ECRR2 is designed to help parents/caregivers to become their child’s first teachers and support their young child’s early literacy development. It comes as a surprise to many of us graduate-degree laden folks that not every parent has the resources, experience, modeling, or support to do that instinctively. Adding the motivational power of technology to this framework plus giving parents high quality options for media consumption may not just have an impact on individual children’s literacy; it could have a positive impact on our society as a whole.
Now I see that one of the giants of children’s literacy research (Neuman) is in FAVOR of using technology with young children, I am even more convinced that ECRR2.0 (as I loving refer to ECRR + technology) will be the tool that brings our profession to the forefront for the evaluation, curation and implementation of interactive children’s media in early literacy programming.
nanos gigantum humeris insidentes: We are standing on the shoulders of giants.
From Giving our Children a Fighting Chance (pages 74-75, emphasis is mine):

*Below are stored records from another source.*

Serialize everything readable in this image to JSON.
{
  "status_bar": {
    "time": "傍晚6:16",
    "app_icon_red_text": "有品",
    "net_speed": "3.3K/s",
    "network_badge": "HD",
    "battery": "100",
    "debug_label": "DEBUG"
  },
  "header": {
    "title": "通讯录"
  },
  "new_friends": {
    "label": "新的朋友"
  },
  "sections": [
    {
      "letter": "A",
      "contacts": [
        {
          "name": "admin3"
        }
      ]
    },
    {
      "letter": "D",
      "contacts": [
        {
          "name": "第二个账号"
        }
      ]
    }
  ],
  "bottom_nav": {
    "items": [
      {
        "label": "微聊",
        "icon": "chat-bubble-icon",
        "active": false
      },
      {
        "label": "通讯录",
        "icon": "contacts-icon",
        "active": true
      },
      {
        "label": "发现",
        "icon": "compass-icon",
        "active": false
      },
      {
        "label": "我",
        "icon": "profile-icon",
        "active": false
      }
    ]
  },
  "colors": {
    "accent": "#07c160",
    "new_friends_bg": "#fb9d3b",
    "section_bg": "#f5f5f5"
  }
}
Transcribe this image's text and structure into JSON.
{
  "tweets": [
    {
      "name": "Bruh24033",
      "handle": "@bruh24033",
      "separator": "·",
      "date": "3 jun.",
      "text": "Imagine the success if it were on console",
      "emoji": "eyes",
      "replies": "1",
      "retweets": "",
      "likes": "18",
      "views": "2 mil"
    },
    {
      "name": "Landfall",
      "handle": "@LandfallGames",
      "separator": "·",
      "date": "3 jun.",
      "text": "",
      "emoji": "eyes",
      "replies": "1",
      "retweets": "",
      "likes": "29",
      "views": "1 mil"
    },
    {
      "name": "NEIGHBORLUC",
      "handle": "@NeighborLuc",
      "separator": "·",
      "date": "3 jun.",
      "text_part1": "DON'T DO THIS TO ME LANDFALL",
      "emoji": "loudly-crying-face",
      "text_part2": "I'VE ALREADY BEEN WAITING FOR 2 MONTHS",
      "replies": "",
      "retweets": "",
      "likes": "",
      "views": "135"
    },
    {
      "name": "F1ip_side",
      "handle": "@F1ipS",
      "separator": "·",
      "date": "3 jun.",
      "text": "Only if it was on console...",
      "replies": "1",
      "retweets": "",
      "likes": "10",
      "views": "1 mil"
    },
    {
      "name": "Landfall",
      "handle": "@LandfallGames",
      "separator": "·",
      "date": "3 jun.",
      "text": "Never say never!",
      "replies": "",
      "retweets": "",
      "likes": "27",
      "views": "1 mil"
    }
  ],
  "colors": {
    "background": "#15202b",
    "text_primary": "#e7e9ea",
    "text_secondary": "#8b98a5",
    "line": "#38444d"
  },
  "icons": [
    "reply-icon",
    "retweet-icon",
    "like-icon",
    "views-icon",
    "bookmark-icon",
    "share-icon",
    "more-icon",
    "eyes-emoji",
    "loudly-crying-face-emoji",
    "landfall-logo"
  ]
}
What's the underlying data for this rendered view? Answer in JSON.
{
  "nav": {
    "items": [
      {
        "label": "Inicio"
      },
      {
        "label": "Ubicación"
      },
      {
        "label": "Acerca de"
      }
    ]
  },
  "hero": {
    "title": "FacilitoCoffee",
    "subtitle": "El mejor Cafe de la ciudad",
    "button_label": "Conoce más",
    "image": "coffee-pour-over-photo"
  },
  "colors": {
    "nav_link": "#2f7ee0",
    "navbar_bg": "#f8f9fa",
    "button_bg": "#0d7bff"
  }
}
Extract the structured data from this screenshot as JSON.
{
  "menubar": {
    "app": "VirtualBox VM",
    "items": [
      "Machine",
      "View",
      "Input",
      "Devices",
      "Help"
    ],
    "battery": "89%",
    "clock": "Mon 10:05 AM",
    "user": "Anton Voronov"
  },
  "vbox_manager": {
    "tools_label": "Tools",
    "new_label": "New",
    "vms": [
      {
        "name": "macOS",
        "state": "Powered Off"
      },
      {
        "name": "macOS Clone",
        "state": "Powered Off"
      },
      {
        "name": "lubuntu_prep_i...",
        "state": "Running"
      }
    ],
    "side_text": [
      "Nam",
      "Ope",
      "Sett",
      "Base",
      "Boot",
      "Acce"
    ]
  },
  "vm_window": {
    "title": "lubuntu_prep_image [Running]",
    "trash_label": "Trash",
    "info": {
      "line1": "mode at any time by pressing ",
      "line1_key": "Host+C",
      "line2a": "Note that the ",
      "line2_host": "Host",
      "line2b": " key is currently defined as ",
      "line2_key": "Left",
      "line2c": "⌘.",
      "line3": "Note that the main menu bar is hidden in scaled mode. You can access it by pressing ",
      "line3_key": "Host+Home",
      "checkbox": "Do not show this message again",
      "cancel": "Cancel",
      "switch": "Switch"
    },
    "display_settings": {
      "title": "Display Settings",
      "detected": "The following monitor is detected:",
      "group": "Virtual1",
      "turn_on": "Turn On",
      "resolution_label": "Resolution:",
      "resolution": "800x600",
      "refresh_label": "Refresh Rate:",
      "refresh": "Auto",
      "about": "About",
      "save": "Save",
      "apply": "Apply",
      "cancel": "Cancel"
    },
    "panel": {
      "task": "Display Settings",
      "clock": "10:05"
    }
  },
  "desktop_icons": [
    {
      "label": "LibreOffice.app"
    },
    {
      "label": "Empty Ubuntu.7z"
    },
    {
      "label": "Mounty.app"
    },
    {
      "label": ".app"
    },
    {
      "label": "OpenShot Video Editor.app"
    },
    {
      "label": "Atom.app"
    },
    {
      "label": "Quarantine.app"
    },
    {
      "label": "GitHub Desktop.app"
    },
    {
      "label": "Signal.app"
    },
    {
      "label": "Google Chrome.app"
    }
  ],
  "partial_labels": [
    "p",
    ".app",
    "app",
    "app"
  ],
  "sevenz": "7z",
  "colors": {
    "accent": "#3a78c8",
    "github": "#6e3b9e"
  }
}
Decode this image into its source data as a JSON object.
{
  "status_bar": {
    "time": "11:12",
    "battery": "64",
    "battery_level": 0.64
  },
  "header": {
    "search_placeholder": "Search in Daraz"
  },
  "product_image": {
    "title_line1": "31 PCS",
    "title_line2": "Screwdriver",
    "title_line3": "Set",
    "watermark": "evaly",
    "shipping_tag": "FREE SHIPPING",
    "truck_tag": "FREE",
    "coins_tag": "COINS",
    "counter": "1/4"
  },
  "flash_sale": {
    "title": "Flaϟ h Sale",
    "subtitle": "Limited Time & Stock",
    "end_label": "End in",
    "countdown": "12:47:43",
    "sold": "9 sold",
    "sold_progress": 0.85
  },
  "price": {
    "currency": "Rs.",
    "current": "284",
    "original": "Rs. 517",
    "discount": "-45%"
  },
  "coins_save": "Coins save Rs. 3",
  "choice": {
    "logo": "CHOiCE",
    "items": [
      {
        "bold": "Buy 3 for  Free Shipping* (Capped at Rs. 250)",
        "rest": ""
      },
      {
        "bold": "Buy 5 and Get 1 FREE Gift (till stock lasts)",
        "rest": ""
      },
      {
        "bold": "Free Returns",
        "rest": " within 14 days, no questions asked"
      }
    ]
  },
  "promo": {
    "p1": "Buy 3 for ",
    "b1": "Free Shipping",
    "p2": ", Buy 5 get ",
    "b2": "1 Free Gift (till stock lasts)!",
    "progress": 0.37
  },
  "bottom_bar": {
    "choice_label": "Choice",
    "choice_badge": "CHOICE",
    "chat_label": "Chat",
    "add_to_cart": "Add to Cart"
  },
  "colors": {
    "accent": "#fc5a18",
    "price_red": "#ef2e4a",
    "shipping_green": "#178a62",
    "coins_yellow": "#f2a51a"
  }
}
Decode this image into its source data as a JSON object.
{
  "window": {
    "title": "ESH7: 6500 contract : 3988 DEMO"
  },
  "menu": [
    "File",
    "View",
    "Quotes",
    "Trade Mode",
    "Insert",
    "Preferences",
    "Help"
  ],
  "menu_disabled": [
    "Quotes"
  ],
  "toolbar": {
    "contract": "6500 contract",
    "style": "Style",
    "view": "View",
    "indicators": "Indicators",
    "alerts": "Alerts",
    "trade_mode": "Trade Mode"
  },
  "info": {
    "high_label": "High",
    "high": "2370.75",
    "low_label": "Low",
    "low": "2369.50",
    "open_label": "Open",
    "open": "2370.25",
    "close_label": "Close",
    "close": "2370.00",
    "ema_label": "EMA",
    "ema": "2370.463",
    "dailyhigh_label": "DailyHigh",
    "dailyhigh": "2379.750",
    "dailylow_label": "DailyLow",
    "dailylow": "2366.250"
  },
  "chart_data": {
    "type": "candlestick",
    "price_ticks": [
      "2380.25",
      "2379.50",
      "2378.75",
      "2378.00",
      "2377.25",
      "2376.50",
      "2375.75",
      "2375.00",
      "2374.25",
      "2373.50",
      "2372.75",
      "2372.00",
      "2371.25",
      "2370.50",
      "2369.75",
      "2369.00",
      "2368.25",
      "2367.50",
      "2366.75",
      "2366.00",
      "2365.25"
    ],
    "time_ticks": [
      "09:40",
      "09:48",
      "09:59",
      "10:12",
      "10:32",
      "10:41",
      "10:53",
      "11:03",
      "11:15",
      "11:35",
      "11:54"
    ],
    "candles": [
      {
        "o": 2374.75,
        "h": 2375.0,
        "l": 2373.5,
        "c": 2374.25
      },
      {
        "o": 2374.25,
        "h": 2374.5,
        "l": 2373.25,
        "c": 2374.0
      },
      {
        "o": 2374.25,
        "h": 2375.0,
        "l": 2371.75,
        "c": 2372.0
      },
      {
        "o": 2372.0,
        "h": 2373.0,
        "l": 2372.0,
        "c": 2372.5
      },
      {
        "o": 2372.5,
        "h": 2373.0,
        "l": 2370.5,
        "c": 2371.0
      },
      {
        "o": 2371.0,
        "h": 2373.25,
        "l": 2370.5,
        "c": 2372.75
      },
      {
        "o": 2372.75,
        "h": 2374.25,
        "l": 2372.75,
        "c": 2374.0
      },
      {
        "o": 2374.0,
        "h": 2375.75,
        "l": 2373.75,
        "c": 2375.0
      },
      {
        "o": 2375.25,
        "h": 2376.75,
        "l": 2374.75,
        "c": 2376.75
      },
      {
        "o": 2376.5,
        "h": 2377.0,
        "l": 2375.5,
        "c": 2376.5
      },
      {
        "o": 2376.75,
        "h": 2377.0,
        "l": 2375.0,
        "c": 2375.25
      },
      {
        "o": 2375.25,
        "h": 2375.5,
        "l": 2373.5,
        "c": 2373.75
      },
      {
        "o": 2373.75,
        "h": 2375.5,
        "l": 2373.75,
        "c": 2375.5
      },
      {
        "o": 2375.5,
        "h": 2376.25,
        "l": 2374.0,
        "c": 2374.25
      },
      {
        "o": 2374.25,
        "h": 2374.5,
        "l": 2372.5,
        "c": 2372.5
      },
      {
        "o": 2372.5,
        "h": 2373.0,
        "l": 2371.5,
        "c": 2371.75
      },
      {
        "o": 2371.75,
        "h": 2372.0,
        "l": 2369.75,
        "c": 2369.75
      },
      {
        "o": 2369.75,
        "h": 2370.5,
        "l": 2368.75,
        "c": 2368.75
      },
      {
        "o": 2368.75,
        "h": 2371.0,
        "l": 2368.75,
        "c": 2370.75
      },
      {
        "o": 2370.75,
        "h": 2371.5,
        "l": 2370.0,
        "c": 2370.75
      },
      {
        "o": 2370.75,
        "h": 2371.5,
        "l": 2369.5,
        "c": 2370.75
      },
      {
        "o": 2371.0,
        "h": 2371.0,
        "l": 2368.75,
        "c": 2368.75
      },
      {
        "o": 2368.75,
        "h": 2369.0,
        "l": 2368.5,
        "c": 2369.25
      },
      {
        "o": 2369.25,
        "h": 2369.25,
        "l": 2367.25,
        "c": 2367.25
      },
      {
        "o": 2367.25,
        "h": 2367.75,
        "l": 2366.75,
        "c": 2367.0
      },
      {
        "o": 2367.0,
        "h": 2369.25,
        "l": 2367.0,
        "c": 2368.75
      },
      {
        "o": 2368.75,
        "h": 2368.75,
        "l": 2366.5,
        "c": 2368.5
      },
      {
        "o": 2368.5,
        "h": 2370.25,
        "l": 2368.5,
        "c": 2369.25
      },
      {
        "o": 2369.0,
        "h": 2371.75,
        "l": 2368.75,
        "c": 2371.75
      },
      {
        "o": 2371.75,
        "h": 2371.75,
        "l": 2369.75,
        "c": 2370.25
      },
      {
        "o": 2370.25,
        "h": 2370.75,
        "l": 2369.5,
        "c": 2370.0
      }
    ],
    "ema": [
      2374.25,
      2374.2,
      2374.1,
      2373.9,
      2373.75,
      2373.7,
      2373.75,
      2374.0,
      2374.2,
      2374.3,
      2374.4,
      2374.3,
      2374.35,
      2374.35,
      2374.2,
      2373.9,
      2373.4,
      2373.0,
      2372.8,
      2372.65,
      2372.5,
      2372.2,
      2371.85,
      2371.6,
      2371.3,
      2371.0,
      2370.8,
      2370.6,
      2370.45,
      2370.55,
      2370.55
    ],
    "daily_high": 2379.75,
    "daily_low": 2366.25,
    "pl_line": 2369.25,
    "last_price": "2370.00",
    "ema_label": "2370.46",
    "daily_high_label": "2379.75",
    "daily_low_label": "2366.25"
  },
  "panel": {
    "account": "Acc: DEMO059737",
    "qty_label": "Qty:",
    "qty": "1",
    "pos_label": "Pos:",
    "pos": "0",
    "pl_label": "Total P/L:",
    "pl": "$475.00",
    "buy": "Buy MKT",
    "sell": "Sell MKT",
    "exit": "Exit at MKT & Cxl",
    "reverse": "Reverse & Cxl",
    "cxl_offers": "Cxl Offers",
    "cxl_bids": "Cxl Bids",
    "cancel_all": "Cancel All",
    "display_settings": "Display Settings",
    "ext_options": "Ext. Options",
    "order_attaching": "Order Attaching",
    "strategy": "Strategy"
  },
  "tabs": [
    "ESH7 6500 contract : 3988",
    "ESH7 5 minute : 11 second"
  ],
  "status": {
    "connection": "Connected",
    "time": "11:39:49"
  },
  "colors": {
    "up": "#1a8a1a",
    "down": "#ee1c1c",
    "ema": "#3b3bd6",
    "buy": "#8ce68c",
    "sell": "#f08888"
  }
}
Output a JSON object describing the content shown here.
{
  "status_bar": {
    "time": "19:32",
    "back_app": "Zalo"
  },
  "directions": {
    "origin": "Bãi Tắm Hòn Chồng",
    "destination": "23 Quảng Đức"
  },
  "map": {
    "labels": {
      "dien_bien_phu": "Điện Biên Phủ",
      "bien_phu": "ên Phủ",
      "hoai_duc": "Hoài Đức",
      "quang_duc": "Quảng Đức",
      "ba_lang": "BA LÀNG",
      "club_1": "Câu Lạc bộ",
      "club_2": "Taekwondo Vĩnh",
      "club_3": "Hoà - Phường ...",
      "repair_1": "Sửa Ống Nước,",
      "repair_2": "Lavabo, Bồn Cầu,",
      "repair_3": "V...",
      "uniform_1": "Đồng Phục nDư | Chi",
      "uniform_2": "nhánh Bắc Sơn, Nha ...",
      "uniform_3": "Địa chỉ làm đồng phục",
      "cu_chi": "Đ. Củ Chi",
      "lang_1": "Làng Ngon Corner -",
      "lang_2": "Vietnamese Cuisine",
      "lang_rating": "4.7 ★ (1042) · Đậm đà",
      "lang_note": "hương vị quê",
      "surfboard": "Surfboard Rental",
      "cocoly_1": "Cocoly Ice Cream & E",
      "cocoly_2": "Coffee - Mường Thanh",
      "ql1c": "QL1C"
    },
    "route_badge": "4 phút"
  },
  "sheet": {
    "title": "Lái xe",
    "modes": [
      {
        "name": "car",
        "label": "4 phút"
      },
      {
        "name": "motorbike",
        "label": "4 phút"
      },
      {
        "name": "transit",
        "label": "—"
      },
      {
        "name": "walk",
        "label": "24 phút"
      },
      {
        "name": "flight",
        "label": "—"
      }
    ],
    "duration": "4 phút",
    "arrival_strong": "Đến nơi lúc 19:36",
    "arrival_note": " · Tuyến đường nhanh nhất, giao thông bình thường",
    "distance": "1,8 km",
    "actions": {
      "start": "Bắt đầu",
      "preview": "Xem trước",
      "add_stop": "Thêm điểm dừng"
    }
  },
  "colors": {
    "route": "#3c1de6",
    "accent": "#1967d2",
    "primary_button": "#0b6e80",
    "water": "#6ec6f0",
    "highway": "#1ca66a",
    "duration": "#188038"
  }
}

Early Reading skills, particularly the first part of the reading equation- phonological awareness (rhyming, alliteration, segmenting and blending) and letter name knowledge- are especially well-suited to the mastery learning capabilities of the computer. With adult supervision, computer programs, specially orchestrated to drill and practice these skills, can make the work like play, in a manner that builds both speed and fluency. Consequently, what would ordinarily be a centerpiece in kindergarten is now in the hands of a miraculous machine and an authoritative parent who is guiding his or her child at age 3.
When you take the drudgery part out of the reading process- learning the basic decoding skills- and make them automatic, you provide working memory capacity to do other things, such as thinking about what you read in the text. This is the fun part of the reading process because it allows you to learn and develop knowledge that will be critical for the second part of the reading equation- comprehension. In some respect, then, the sooner a child can learn the nuts and bolts of reading, the sooner he or she can begin to build a knowledge base and become an independent learner- and the sooner, too, that the child can build the conceptual base that will be critical for the development of information capital.
Before this time of independence, however, children will need adult assistance in learning about reading and learning to read. In this environment in which the playing field is somewhat level [the library], our observations made plain the centrality of adult scaffolding- even with these so-called self-teaching programs. There was a power dynamic that differed across settings [affluent neighborhood library & impoverished neighborhood library]. In one setting, the power seemed to be held by the parent, who manipulated the tools to their children’s learning advantage. In the other setting, the power balance seemed to favor the tool, with the parent deferring to its will, and allowing the child to take ownership. This relationship seemed to hold true regardless of whether the tool was a book or a computer.